Our nation’s economy continues to flounder, forcing more and more Americans to abandon, or at least to postpone, their dreams of home ownership. But as the number of renters rises, so do rental costs. The National Housing Conference states that a person should spend no more that 30% of his or her gross income on housing, but today, nearly one in four working U.S. families spend 50% or more of their total income on rental fees. That amounts to 10.6 million families experiencing severe housing cost burdens.
In a report by the National Low Income Housing Coalition entitled Out of Reach 2012, author Laura Williams states that in no community in America can a family supported by a minimum wage job, comfortably make rent. In fact, the average fair-market rent for a two-bedroom apartment is $949.00 meaning a full time employee would need to make $18.25 an hour, or 2 ½ times the federal minimum wage of $7.25, in order to pay their rent without straining their budget.
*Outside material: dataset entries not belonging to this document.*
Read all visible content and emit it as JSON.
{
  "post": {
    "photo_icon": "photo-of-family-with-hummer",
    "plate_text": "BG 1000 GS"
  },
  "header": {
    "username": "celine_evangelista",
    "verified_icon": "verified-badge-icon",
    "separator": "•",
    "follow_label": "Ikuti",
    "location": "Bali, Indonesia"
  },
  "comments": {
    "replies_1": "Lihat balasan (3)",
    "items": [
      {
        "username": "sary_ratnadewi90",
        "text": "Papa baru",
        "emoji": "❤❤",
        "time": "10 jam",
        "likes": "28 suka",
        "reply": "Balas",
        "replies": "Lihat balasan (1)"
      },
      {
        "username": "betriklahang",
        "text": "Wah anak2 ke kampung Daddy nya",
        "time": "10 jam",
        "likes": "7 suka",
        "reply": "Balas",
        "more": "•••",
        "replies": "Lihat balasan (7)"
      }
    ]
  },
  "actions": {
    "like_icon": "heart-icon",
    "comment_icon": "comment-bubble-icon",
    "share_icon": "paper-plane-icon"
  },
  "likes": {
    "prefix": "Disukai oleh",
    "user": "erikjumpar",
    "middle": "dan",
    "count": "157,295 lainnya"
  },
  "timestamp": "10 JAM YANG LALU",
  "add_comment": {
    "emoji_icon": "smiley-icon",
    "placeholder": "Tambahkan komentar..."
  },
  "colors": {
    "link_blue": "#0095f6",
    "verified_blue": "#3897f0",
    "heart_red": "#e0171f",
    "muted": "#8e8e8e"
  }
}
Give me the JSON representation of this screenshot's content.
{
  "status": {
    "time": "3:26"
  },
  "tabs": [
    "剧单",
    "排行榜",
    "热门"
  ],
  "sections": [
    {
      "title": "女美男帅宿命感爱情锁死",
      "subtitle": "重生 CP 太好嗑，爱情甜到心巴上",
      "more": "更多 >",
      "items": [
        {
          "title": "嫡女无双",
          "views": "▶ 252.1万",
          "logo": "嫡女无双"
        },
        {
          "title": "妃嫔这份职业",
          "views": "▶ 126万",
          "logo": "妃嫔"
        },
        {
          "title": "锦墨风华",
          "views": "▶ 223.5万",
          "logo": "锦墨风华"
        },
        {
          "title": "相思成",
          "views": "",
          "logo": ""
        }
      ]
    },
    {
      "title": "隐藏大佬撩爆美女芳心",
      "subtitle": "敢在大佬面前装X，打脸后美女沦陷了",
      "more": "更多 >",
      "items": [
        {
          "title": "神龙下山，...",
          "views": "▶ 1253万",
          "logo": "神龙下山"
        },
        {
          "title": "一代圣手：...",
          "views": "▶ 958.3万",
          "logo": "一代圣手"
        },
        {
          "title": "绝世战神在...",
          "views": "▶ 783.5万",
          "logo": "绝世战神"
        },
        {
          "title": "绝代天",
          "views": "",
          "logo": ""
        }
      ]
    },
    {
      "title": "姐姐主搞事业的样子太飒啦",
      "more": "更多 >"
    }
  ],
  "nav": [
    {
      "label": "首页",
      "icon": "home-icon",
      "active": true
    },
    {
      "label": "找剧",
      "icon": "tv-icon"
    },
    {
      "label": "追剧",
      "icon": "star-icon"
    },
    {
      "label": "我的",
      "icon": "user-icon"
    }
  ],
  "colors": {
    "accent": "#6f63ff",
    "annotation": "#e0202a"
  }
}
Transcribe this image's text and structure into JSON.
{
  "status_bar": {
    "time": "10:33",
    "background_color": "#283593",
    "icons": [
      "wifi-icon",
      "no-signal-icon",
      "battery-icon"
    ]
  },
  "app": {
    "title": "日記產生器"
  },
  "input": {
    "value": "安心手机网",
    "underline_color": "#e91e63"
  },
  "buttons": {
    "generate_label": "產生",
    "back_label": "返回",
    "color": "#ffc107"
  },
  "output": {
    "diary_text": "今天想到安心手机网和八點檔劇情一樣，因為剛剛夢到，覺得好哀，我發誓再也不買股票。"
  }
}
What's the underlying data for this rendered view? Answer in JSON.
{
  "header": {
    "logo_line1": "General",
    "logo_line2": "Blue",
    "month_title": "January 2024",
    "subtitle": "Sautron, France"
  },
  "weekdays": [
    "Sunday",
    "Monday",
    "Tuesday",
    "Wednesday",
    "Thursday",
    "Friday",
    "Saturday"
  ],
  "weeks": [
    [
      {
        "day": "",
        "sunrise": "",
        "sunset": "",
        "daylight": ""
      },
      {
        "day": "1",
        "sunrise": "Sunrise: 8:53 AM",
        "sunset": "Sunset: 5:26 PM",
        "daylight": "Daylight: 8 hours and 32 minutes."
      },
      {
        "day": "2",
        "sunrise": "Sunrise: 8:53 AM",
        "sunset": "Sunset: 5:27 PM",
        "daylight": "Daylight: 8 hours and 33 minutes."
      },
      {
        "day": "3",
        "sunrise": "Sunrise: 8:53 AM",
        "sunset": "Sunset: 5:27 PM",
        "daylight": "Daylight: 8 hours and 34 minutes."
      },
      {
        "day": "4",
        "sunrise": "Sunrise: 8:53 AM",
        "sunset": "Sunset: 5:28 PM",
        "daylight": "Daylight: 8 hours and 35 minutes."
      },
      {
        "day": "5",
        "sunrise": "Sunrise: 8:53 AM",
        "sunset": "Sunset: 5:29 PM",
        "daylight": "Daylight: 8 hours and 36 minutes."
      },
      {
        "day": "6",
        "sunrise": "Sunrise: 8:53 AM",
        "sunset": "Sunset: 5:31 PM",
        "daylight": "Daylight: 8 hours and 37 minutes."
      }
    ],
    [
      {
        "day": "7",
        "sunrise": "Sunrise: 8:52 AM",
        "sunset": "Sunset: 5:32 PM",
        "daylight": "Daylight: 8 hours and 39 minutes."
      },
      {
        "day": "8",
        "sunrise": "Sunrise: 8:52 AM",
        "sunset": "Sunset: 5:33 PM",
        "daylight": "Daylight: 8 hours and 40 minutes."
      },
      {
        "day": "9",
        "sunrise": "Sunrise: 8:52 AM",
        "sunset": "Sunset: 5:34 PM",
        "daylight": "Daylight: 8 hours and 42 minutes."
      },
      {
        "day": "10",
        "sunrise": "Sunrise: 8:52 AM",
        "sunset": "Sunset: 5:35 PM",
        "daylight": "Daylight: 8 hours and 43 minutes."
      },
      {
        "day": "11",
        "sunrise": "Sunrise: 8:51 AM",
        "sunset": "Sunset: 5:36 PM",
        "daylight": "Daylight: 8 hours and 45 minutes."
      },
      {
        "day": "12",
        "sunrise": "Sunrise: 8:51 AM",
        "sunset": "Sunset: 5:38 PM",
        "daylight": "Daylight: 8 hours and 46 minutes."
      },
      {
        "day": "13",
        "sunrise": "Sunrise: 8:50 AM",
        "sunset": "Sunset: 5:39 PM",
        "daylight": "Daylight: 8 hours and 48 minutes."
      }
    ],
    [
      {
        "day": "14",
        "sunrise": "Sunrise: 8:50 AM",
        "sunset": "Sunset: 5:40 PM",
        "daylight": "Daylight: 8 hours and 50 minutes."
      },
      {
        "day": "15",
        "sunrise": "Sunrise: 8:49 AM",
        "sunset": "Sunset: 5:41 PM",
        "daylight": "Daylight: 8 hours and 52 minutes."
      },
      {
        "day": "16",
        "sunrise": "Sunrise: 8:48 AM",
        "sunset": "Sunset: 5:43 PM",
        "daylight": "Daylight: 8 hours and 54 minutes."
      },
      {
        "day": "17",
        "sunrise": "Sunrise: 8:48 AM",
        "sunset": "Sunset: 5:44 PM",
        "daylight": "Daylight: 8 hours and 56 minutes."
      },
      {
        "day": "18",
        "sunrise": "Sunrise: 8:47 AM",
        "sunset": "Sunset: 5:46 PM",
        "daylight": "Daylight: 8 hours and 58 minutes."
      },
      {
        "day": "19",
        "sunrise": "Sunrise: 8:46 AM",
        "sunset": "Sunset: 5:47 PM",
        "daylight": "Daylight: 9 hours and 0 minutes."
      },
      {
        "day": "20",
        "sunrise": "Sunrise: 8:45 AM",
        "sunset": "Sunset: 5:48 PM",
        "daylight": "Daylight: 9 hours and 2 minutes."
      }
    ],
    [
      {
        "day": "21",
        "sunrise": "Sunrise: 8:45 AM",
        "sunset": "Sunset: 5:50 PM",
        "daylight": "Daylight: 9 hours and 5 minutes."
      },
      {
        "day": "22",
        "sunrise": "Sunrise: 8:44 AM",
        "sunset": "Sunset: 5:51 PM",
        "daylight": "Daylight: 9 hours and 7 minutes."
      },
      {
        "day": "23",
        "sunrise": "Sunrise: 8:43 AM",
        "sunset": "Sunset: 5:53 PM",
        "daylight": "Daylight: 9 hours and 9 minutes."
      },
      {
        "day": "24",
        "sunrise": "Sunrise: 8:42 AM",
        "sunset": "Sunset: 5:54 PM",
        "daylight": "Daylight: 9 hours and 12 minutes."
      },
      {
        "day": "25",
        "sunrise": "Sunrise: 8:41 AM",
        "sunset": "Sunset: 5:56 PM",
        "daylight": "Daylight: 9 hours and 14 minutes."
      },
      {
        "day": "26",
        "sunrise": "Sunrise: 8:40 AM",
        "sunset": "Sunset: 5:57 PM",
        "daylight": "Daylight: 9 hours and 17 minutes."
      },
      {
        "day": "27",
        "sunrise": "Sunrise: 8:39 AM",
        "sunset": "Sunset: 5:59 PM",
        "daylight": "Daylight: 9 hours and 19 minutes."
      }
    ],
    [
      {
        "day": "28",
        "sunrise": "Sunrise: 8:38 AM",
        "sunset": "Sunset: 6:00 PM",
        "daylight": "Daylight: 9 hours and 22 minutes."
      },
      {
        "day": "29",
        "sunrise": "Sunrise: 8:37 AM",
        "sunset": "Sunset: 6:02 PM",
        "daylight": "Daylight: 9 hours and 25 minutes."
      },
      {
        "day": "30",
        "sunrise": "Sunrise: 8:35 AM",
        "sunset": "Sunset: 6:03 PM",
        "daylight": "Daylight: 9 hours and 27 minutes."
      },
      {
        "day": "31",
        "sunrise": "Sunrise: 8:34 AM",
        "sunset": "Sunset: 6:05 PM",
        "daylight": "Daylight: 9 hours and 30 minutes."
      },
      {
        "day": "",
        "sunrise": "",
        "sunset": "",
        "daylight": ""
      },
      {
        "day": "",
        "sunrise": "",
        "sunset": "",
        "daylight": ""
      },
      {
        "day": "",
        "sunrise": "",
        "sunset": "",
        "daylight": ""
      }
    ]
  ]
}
Teachers, firefighters, medical assistants, people who play vital roles in communities all across this country, are among those often forced to live in sub-par conditions because simply keeping a roof over their heads is a burden. Time and time again, we turn on the news or read an editorial to find our own fellow Americans bemoaning the “handouts” people are given, or snarling that people should “just get a job.” What seems to be lost on them is that many, many of the people in need do have jobs. In fact, they have good jobs. They are people to whom we trust our lives and the lives of our children. They are dependable, honest, hardworking Americans who have fallen victim to a disastrous economy, often times through no fault of their own. If these people are struggling, consider then the challenges faced by senior citizens or other Americans forced to live on a fixed income.
The lack of affordable housing is not someone’s problem and we must stop treating it as such. As rents increase and pay scales decrease, it’s just a simple fact that more and more people will need to seek out affordable housing.
Mercy Housing is working hard, every day, to fill that need and to help the nation’s most vulnerable populations by developing, financing and operating affordable, program-enriched housing for families, seniors and people with special needs who lack the economic resources to access quality, safe housing opportunities. We are proud to be part of the solution, but there is more work to be done than we are able to do alone. Helping the most underserved Americans will require long term planning and tough decisions. The latest United Technologies/ National Congressional Connections Poll shows how Americans, today, are split on concern for the very poor.
We invite you to take a look at the chart below and let us know what YOU think. In our world of increasing economic uncertainty, how would YOU help your neighbors most in need, if you were the one making the touch decisions?